And yet, Bhavesh Joshi is an achievement for all that it speaks to; of the impossible task an everyman faces when he takes to the ridiculous notion of cleansing a system that’s murky and rotten, where even a flick of a cleaning cloth would mean it comes crashing down on the very people who’re burdened by it. When Sikku refuses to pay bribe money for his passport and you sigh, wondering why he’s make it tough for himself, you know the system’s well and truly entrenched within you. The action scenes are all too believable as are the political shenanigans. Even if you’ve seen it all too many times onscreen and off it Joshi makes you sit up regardless. That’s because there’s no beauty or childlike wonder here; it’s all dark and menacing most of the time. Making the project a winner is its cast: as the water mafia goon, Pratap Phad is absolutely fantastic, his evil demeanor not leaving his side even when he dances in a bar. Chinmay Mandlekar as the cop who’s on the heels of Bhavesh and Sikku and pivots is in top form, while Nishikant Kamat swings between effective and sudden uncertainty in his act. Priyanshu Painyuli as Bhavesh Joshi is simply terrific, his act a shattered portrait of everything that’s wrong and wronged.
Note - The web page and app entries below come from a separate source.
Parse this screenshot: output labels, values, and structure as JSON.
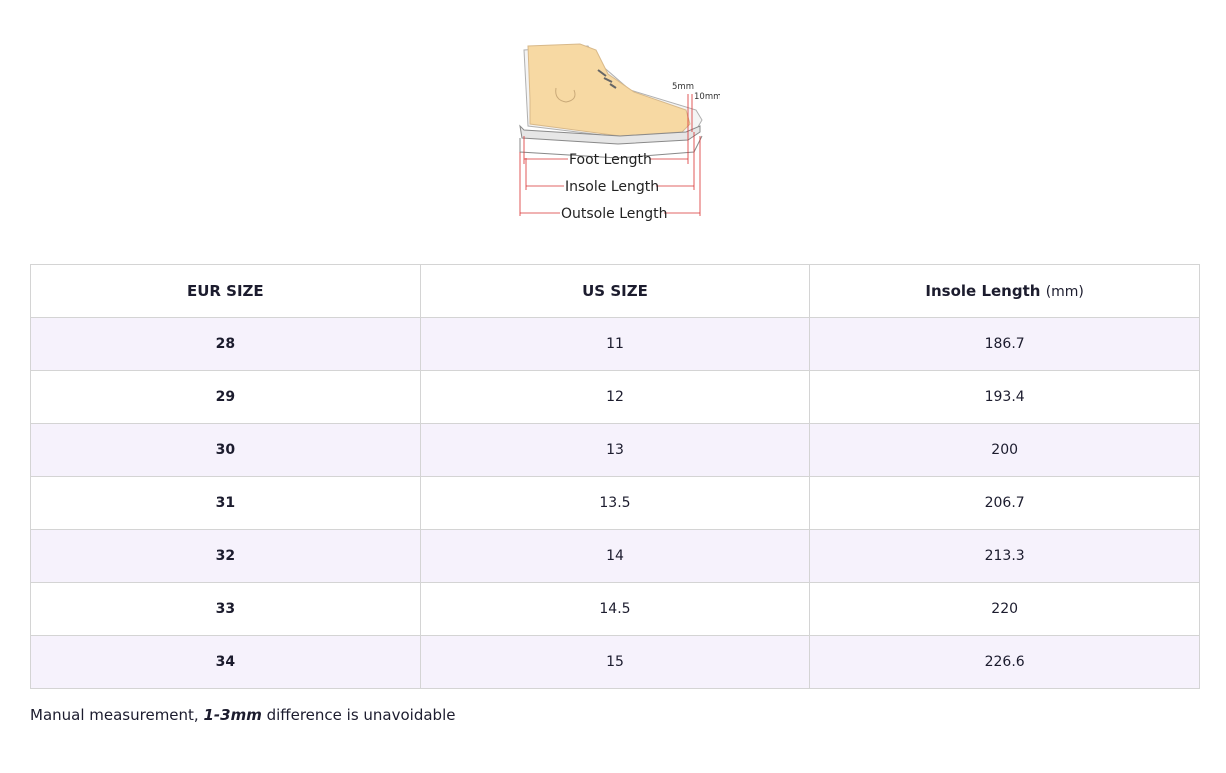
{
  "diagram": {
    "labels": {
      "foot_length": "Foot Length",
      "insole_length": "Insole Length",
      "outsole_length": "Outsole Length",
      "gap_5mm": "5mm",
      "gap_10mm": "10mm"
    }
  },
  "table": {
    "headers": {
      "eur": "EUR SIZE",
      "us": "US SIZE",
      "insole": "Insole Length",
      "insole_unit": "(mm)"
    },
    "rows": [
      {
        "eur": "28",
        "us": "11",
        "insole": "186.7"
      },
      {
        "eur": "29",
        "us": "12",
        "insole": "193.4"
      },
      {
        "eur": "30",
        "us": "13",
        "insole": "200"
      },
      {
        "eur": "31",
        "us": "13.5",
        "insole": "206.7"
      },
      {
        "eur": "32",
        "us": "14",
        "insole": "213.3"
      },
      {
        "eur": "33",
        "us": "14.5",
        "insole": "220"
      },
      {
        "eur": "34",
        "us": "15",
        "insole": "226.6"
      }
    ]
  },
  "note": {
    "prefix": "Manual measurement, ",
    "emphasis": "1-3mm",
    "suffix": " difference is unavoidable"
  },
  "colors": {
    "row_alt": "#f6f2fc",
    "border": "#d4d4d4",
    "measure_line": "#d93030",
    "foot_fill": "#f7d9a3"
  }
}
And it is Harshvardhan Kapoor who quietly, winsomely wins you over. He breaks out in a spectacular act that’s forever cloaked in a brittle bandage of vulnerability that’s never taken off. His shuffled, cagey walk, his faltering action, including his training sequences—that were shot in the sequence in which his real-life training for this role progressed—are all beautifully done. For his act and Motwane’s direction, you applaud Bhavesh Joshi ‘s resurrection; not just as audiences watching what they missed on the big screen, but wanting to realize more of the story’s potential: possibly as a Netflix series to take what’s a potentially powerful franchise waiting to be made, to the next level. To put it in hashtag lingo, #BringBhaveshBack (#BBB). For, ordinary people who take on the painful mantle of becoming superheroes have feelings like the rest of us. And like us, they’d appreciate a second chance too.
LICH ratings chart
(1 / 5): Don’t bother
(2 / 5): Not too great
(3 / 5): Worth a watch
(4 / 5): Very good
(5 / 5): Drop everything else NOW
Movie data powered by IMDb. All images owned by the producers.
Bhavesh Joshi Superhero is rated U/A (Parental Guidance for children below the age of 12 years) There’s violence and intense sequences.
Bhavesh Joshi Superhero
Director Vikramaditya Motwane Running Time 2h 34min
Writers Vikramaditya Motwane, Anurag Kashyap, Abhay Korrane
Stars Harshvardhan Kapoor, Priyanshu Painyuli, Ashish Verma, Nishikant Kamath, Chinmay Mandlekar, Pratap Phad
Genres Action, Drama
Watch the trailer of Bhavesh Joshi Superhero here: